START ENTRIES SUPPLIED

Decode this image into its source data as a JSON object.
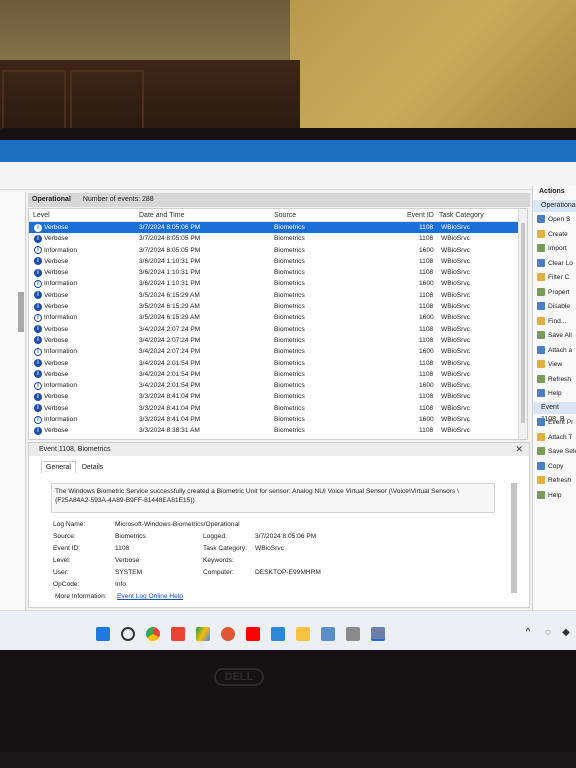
{
  "header": {
    "title": "Operational",
    "event_count": "Number of events: 288"
  },
  "columns": {
    "level": "Level",
    "date": "Date and Time",
    "source": "Source",
    "event_id": "Event ID",
    "task": "Task Category"
  },
  "rows": [
    {
      "level": "Verbose",
      "kind": "verbose",
      "date": "3/7/2024 8:05:06 PM",
      "source": "Biometrics",
      "id": "1108",
      "task": "WBioSrvc"
    },
    {
      "level": "Verbose",
      "kind": "verbose",
      "date": "3/7/2024 8:05:05 PM",
      "source": "Biometrics",
      "id": "1108",
      "task": "WBioSrvc"
    },
    {
      "level": "Information",
      "kind": "info",
      "date": "3/7/2024 8:05:05 PM",
      "source": "Biometrics",
      "id": "1600",
      "task": "WBioSrvc"
    },
    {
      "level": "Verbose",
      "kind": "verbose",
      "date": "3/6/2024 1:10:31 PM",
      "source": "Biometrics",
      "id": "1108",
      "task": "WBioSrvc"
    },
    {
      "level": "Verbose",
      "kind": "verbose",
      "date": "3/6/2024 1:10:31 PM",
      "source": "Biometrics",
      "id": "1108",
      "task": "WBioSrvc"
    },
    {
      "level": "Information",
      "kind": "info",
      "date": "3/6/2024 1:10:31 PM",
      "source": "Biometrics",
      "id": "1600",
      "task": "WBioSrvc"
    },
    {
      "level": "Verbose",
      "kind": "verbose",
      "date": "3/5/2024 6:15:29 AM",
      "source": "Biometrics",
      "id": "1108",
      "task": "WBioSrvc"
    },
    {
      "level": "Verbose",
      "kind": "verbose",
      "date": "3/5/2024 6:15:29 AM",
      "source": "Biometrics",
      "id": "1108",
      "task": "WBioSrvc"
    },
    {
      "level": "Information",
      "kind": "info",
      "date": "3/5/2024 6:15:29 AM",
      "source": "Biometrics",
      "id": "1600",
      "task": "WBioSrvc"
    },
    {
      "level": "Verbose",
      "kind": "verbose",
      "date": "3/4/2024 2:07:24 PM",
      "source": "Biometrics",
      "id": "1108",
      "task": "WBioSrvc"
    },
    {
      "level": "Verbose",
      "kind": "verbose",
      "date": "3/4/2024 2:07:24 PM",
      "source": "Biometrics",
      "id": "1108",
      "task": "WBioSrvc"
    },
    {
      "level": "Information",
      "kind": "info",
      "date": "3/4/2024 2:07:24 PM",
      "source": "Biometrics",
      "id": "1600",
      "task": "WBioSrvc"
    },
    {
      "level": "Verbose",
      "kind": "verbose",
      "date": "3/4/2024 2:01:54 PM",
      "source": "Biometrics",
      "id": "1108",
      "task": "WBioSrvc"
    },
    {
      "level": "Verbose",
      "kind": "verbose",
      "date": "3/4/2024 2:01:54 PM",
      "source": "Biometrics",
      "id": "1108",
      "task": "WBioSrvc"
    },
    {
      "level": "Information",
      "kind": "info",
      "date": "3/4/2024 2:01:54 PM",
      "source": "Biometrics",
      "id": "1600",
      "task": "WBioSrvc"
    },
    {
      "level": "Verbose",
      "kind": "verbose",
      "date": "3/3/2024 8:41:04 PM",
      "source": "Biometrics",
      "id": "1108",
      "task": "WBioSrvc"
    },
    {
      "level": "Verbose",
      "kind": "verbose",
      "date": "3/3/2024 8:41:04 PM",
      "source": "Biometrics",
      "id": "1108",
      "task": "WBioSrvc"
    },
    {
      "level": "Information",
      "kind": "info",
      "date": "3/3/2024 8:41:04 PM",
      "source": "Biometrics",
      "id": "1600",
      "task": "WBioSrvc"
    },
    {
      "level": "Verbose",
      "kind": "verbose",
      "date": "3/3/2024 8:38:31 AM",
      "source": "Biometrics",
      "id": "1108",
      "task": "WBioSrvc"
    }
  ],
  "detail": {
    "title": "Event 1108, Biometrics",
    "tab_general": "General",
    "tab_details": "Details",
    "description": "The Windows Biometric Service successfully created a Biometric Unit for sensor: Analog NUI Voice Virtual Sensor (\\Voice\\Virtual Sensors \\{F25A84A2-593A-4A89-B9FF-81448EA81E15})",
    "labels": {
      "log_name": "Log Name:",
      "source": "Source:",
      "event_id": "Event ID:",
      "level": "Level:",
      "user": "User:",
      "opcode": "OpCode:",
      "more_info": "More Information:",
      "logged": "Logged:",
      "task_category": "Task Category:",
      "keywords": "Keywords:",
      "computer": "Computer:"
    },
    "values": {
      "log_name": "Microsoft-Windows-Biometrics/Operational",
      "source": "Biometrics",
      "event_id": "1108",
      "level": "Verbose",
      "user": "SYSTEM",
      "opcode": "Info",
      "more_info": "Event Log Online Help",
      "logged": "3/7/2024 8:05:06 PM",
      "task_category": "WBioSrvc",
      "computer": "DESKTOP-E99MHRM"
    }
  },
  "actions": {
    "header": "Actions",
    "section1": "Operational",
    "items1": [
      "Open S",
      "Create",
      "Import",
      "Clear Lo",
      "Filter C",
      "Propert",
      "Disable",
      "Find...",
      "Save All",
      "Attach a",
      "View",
      "Refresh",
      "Help"
    ],
    "section2": "Event 1108, B",
    "items2": [
      "Event Pr",
      "Attach T",
      "Save Sele",
      "Copy",
      "Refresh",
      "Help"
    ]
  },
  "monitor": {
    "brand": "DELL"
  },
  "colors": {
    "selection": "#1d6fd8",
    "accent_blue": "#1e6fbf",
    "link": "#1a4fb5"
  },
  "taskbar_icons": [
    "windows-start-icon",
    "search-icon",
    "chrome-icon",
    "gmail-icon",
    "google-drive-icon",
    "duckduckgo-icon",
    "youtube-icon",
    "mail-icon",
    "file-explorer-icon",
    "remote-desktop-icon",
    "printer-icon",
    "event-viewer-icon"
  ]
}
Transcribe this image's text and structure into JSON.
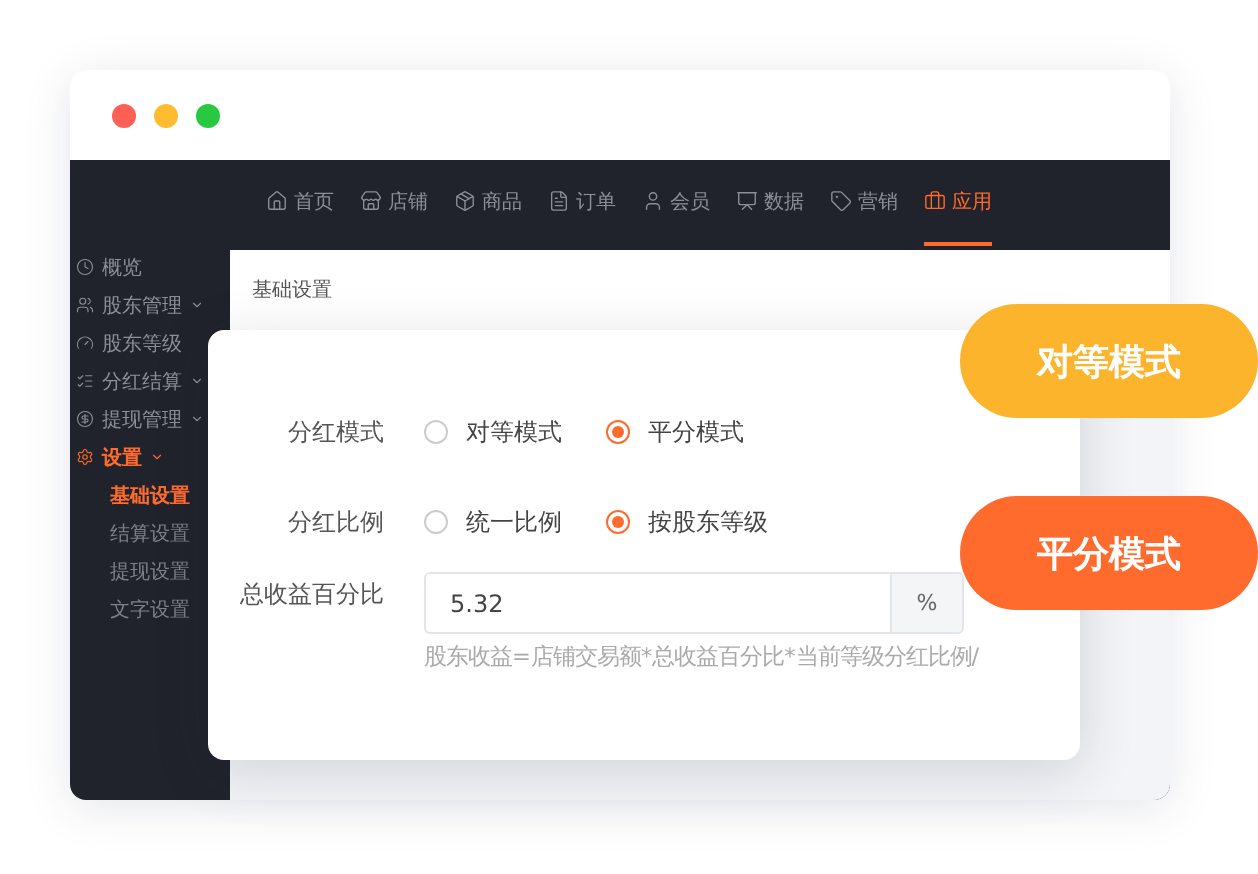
{
  "nav": [
    {
      "label": "首页",
      "selected": false
    },
    {
      "label": "店铺",
      "selected": false
    },
    {
      "label": "商品",
      "selected": false
    },
    {
      "label": "订单",
      "selected": false
    },
    {
      "label": "会员",
      "selected": false
    },
    {
      "label": "数据",
      "selected": false
    },
    {
      "label": "营销",
      "selected": false
    },
    {
      "label": "应用",
      "selected": true
    }
  ],
  "sidebar": {
    "items": [
      {
        "label": "概览",
        "selected": false,
        "expandable": false
      },
      {
        "label": "股东管理",
        "selected": false,
        "expandable": true
      },
      {
        "label": "股东等级",
        "selected": false,
        "expandable": false
      },
      {
        "label": "分红结算",
        "selected": false,
        "expandable": true
      },
      {
        "label": "提现管理",
        "selected": false,
        "expandable": true
      },
      {
        "label": "设置",
        "selected": true,
        "expandable": true,
        "children": [
          {
            "label": "基础设置",
            "selected": true
          },
          {
            "label": "结算设置",
            "selected": false
          },
          {
            "label": "提现设置",
            "selected": false
          },
          {
            "label": "文字设置",
            "selected": false
          }
        ]
      }
    ]
  },
  "page_title": "基础设置",
  "form": [
    {
      "kind": "radio",
      "label": "分红模式",
      "options": [
        {
          "label": "对等模式",
          "selected": false
        },
        {
          "label": "平分模式",
          "selected": true
        }
      ]
    },
    {
      "kind": "radio",
      "label": "分红比例",
      "options": [
        {
          "label": "统一比例",
          "selected": false
        },
        {
          "label": "按股东等级",
          "selected": true
        }
      ]
    },
    {
      "kind": "input",
      "label": "总收益百分比",
      "value": "5.32",
      "unit": "%",
      "hint": "股东收益=店铺交易额*总收益百分比*当前等级分红比例/"
    }
  ],
  "badges": [
    {
      "label": "对等模式",
      "color": "#fbb42c"
    },
    {
      "label": "平分模式",
      "color": "#ff6b2d"
    }
  ]
}
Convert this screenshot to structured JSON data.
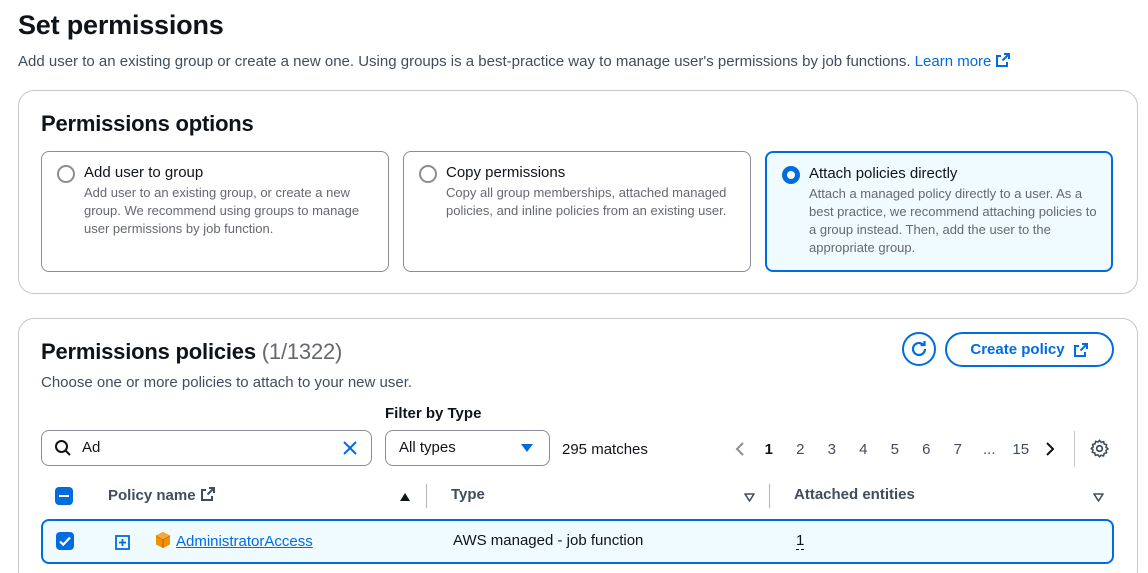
{
  "header": {
    "title": "Set permissions",
    "description": "Add user to an existing group or create a new one. Using groups is a best-practice way to manage user's permissions by job functions.",
    "learn_more": "Learn more"
  },
  "permissions_options": {
    "title": "Permissions options",
    "options": [
      {
        "label": "Add user to group",
        "description": "Add user to an existing group, or create a new group. We recommend using groups to manage user permissions by job function.",
        "selected": false
      },
      {
        "label": "Copy permissions",
        "description": "Copy all group memberships, attached managed policies, and inline policies from an existing user.",
        "selected": false
      },
      {
        "label": "Attach policies directly",
        "description": "Attach a managed policy directly to a user. As a best practice, we recommend attaching policies to a group instead. Then, add the user to the appropriate group.",
        "selected": true
      }
    ]
  },
  "permissions_policies": {
    "title": "Permissions policies",
    "count": "(1/1322)",
    "subtitle": "Choose one or more policies to attach to your new user.",
    "create_policy_label": "Create policy",
    "filter_by_type_label": "Filter by Type",
    "search_value": "Ad",
    "filter_type_value": "All types",
    "matches": "295 matches",
    "pagination": {
      "current": "1",
      "pages": [
        "1",
        "2",
        "3",
        "4",
        "5",
        "6",
        "7",
        "...",
        "15"
      ]
    },
    "columns": {
      "policy_name": "Policy name",
      "type": "Type",
      "attached_entities": "Attached entities"
    },
    "rows": [
      {
        "name": "AdministratorAccess",
        "type": "AWS managed - job function",
        "attached_entities": "1",
        "selected": true
      }
    ]
  },
  "colors": {
    "accent": "#006ce0",
    "selected_bg": "#f0fbff",
    "text": "#0f141a",
    "muted": "#656871"
  }
}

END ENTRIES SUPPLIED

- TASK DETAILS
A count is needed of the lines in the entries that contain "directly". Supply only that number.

- OUTPUT OF THE TASK
2